- Misconduct: Any person found to be involved in Sexual Misconduct may be subject to disciplinary action (including but not limited to termination of employment or engagement). DAISI may refer any person that has engaged in Sexual Misconduct to law enforcement authorities for further investigation. Any person making allegations frivolously, maliciously or for personal gain, may also be subject to disciplinary action (including but not limited to termination of employment or engagement).
- The Chief Executive Officer, in conjunction with the DAISI Leadership team, is responsible for the administration, interpretation, and application of this policy. A copy of this policy shall be placed on DAISI’s shared drive and website.
- REVIEW AND AMENDMENT: This policy will be reviewed not less than every 3 years to ensure it remains compliant with law, relevant and effective. This policy may be amended by the Board.
Sexual misconduct: Means sexual exploitation, sexual abuse or sexual harassment. 3.2. Sexual Exploitation Any actual or attempted abuse of a position of vulnerability, differential power, or trust for sexual purposes. It includes profiting monetarily, socially, or politically from sexual exploitation of another
Sexual abuse: The actual or threatened physical intrusion of a sexual nature, whether by force or under unequal or coercive conditions. It covers sexual offences including but not limited to: attempted rape (which includes attempts to force someone to perform oral sex); and sexual assault (which includes non-consensual kissing and touching). All sexual activity with someone under the age of consent (in the law of the host country or under Australian Capital Territory law [16 years], whichever is greater) is considered to be sexual abuse.

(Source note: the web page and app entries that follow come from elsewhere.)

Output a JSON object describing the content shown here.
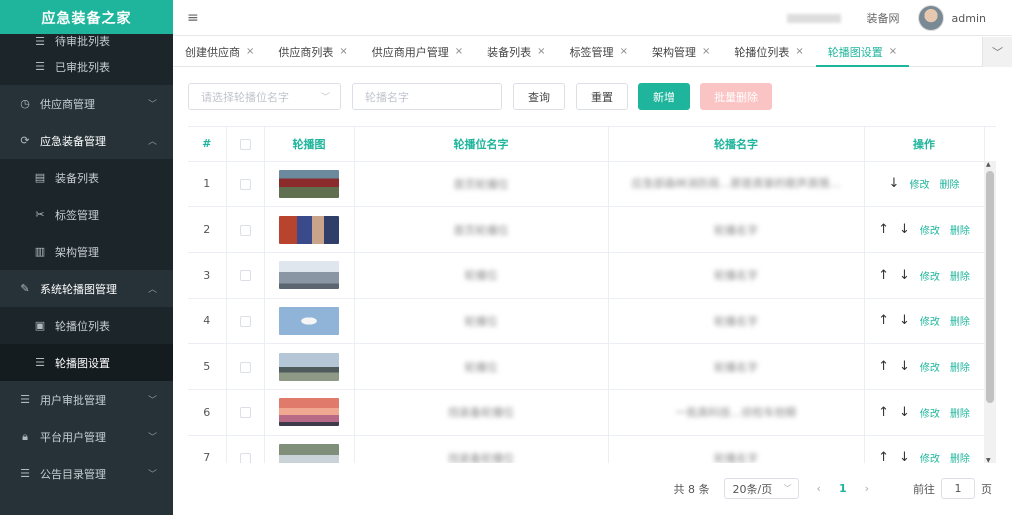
{
  "app": {
    "title": "应急装备之家"
  },
  "sidebar": {
    "items": [
      {
        "label": "待审批列表",
        "icon": "list-icon",
        "level": "sub"
      },
      {
        "label": "已审批列表",
        "icon": "list-icon",
        "level": "sub"
      },
      {
        "label": "供应商管理",
        "icon": "clock-icon",
        "level": "top"
      },
      {
        "label": "应急装备管理",
        "icon": "refresh-icon",
        "level": "top"
      },
      {
        "label": "装备列表",
        "icon": "document-icon",
        "level": "sub"
      },
      {
        "label": "标签管理",
        "icon": "tag-icon",
        "level": "sub"
      },
      {
        "label": "架构管理",
        "icon": "bar-chart-icon",
        "level": "sub"
      },
      {
        "label": "系统轮播图管理",
        "icon": "edit-icon",
        "level": "top"
      },
      {
        "label": "轮播位列表",
        "icon": "image-icon",
        "level": "sub"
      },
      {
        "label": "轮播图设置",
        "icon": "list-icon",
        "level": "sub"
      },
      {
        "label": "用户审批管理",
        "icon": "list-icon",
        "level": "top"
      },
      {
        "label": "平台用户管理",
        "icon": "lock-icon",
        "level": "top"
      },
      {
        "label": "公告目录管理",
        "icon": "list-icon",
        "level": "top"
      }
    ]
  },
  "header": {
    "site_link": "装备网",
    "user": "admin"
  },
  "tabs": [
    "创建供应商",
    "供应商列表",
    "供应商用户管理",
    "装备列表",
    "标签管理",
    "架构管理",
    "轮播位列表",
    "轮播图设置"
  ],
  "toolbar": {
    "select_placeholder": "请选择轮播位名字",
    "input_placeholder": "轮播名字",
    "query": "查询",
    "reset": "重置",
    "add": "新增",
    "batch_delete": "批量删除"
  },
  "table": {
    "headers": [
      "#",
      "",
      "轮播图",
      "轮播位名字",
      "轮播名字",
      "操作"
    ],
    "rows": [
      {
        "num": "1",
        "position": "首页轮播位",
        "name": "应急部森林消防局…那是真挚的歌声真情…"
      },
      {
        "num": "2",
        "position": "首页轮播位",
        "name": "轮播名字"
      },
      {
        "num": "3",
        "position": "轮播位",
        "name": "轮播名字"
      },
      {
        "num": "4",
        "position": "轮播位",
        "name": "轮播名字"
      },
      {
        "num": "5",
        "position": "轮播位",
        "name": "轮播名字"
      },
      {
        "num": "6",
        "position": "找装备轮播位",
        "name": "一批高科技…侦检车抢眼"
      },
      {
        "num": "7",
        "position": "找装备轮播位",
        "name": "轮播名字"
      }
    ],
    "edit": "修改",
    "delete": "删除"
  },
  "pagination": {
    "total": "共 8 条",
    "page_size": "20条/页",
    "current": "1",
    "goto_label": "前往",
    "goto_value": "1",
    "unit": "页"
  }
}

Sexual harassment: A person sexually harasses another person if the person makes an unwelcome sexual advance or an unwelcome request for sexual favours, or engages in other unwelcome conduct of a sexual nature, in circumstances in which a reasonable person, having regard to all the circumstances, would have anticipated the possibility that the person harassed would be offended, humiliated or intimidated. Sexual harassment can take various forms. It can be obvious or indirect, physical or verbal, repeated or one-off and perpetrated by any person of any gender towards any person of any gender. Sexual harassment can be perpetrated against beneficiaries, community members, citizens, as well as staff and personnel.

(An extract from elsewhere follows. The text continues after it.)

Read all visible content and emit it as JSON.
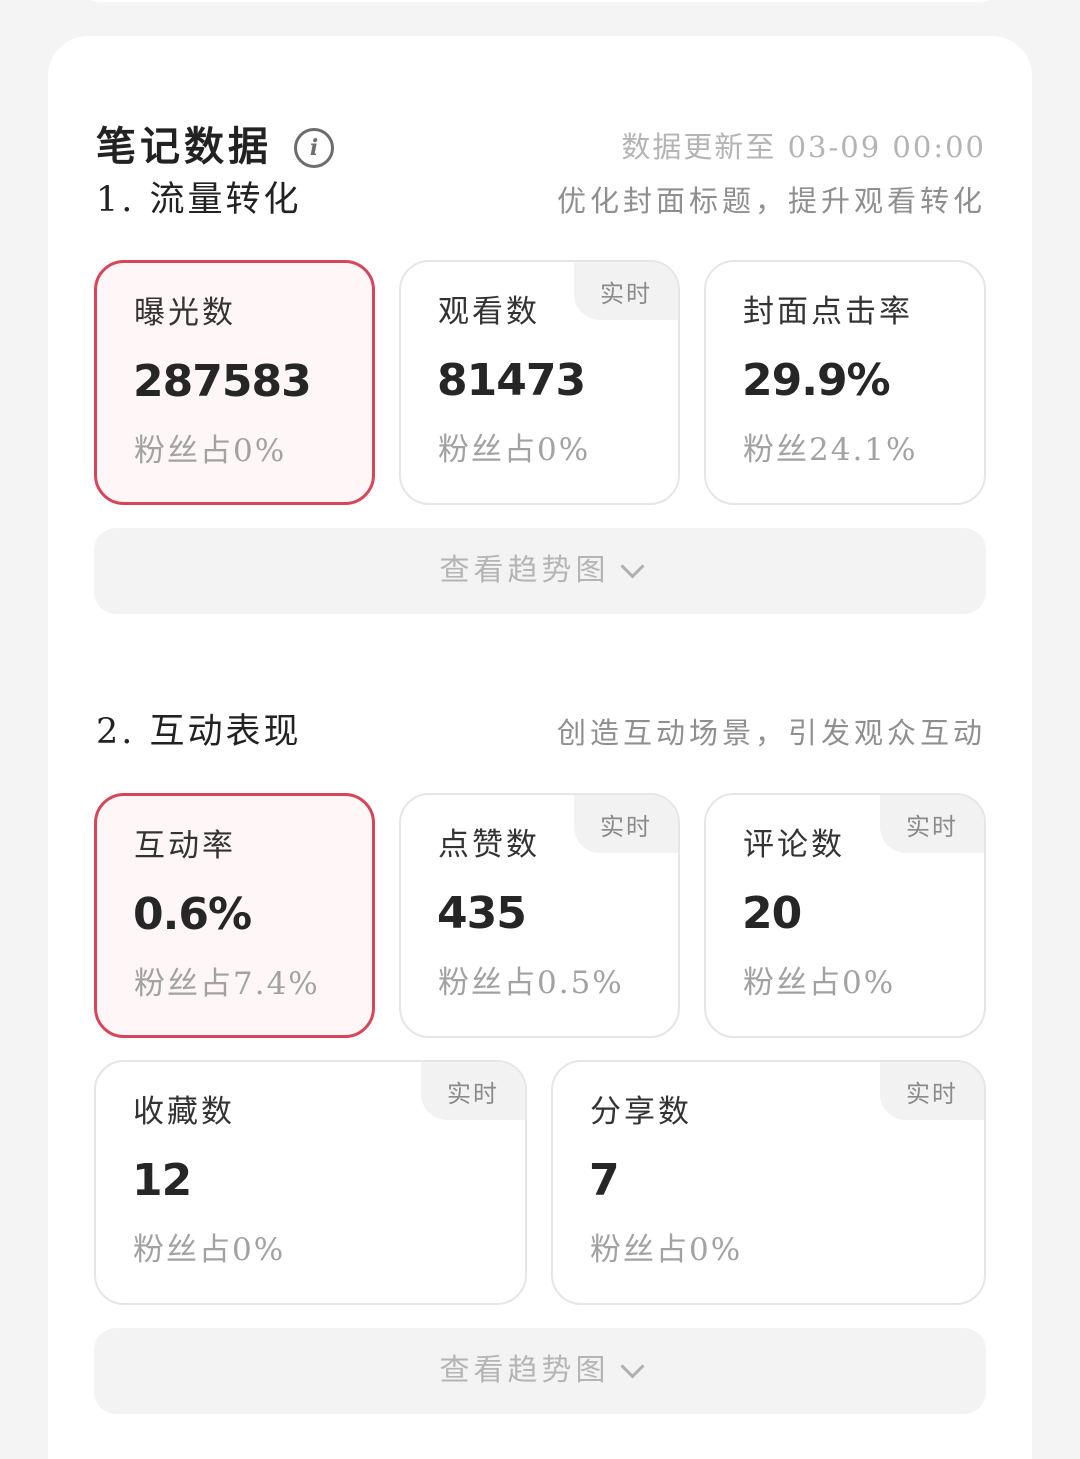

Examples: Examples of acts of sexual exploitation, sexual abuse and sexual harassment include, but are not limited to: · Sexual assault (any unwanted or forced sexual act committed without consent) or threat thereof. Sexual assault can occur either against a person’s will, by force or coercion, or when a person is incapable of giving consent, such as when they are under duress, under the influence of drugs or alcohol. Force includes: o actual physical aggression, including but not limited to: rape, forcible sodomy, forcible oral copulation, sexual assault with an object, sexual battery, forcible fondling (unwanted kissing or touching) o threats of physical aggression o emotional coercion o psychological blackmailing · Forcing someone to have sex with anyone · Forcing a person to engage in prostitution or pornography or videotaping or photographing sexual acts and posting it without permission · Refusing to use safe sex practices · Alleging or threatening to allege that anyone already has a history of prostitution on legal papers · Name-calling with sexual epithets · Insisting on anything sexual, including jokes that may be uncomfortable, frightening or hurtful · Demanding sex in any context or telling someone that they or anyone else are obliged to have sex as a condition for anything. Examples of behaviour that could be considered sexual harassment include, but are not limited to: · Unwanted physical contact, sexual suggestions, or demands · Making obscene or sexually suggestive remarks, insults or jokes that may cause offense · Sending explicit or sexually suggestive emails · Intrusive enquiries into a worker’s private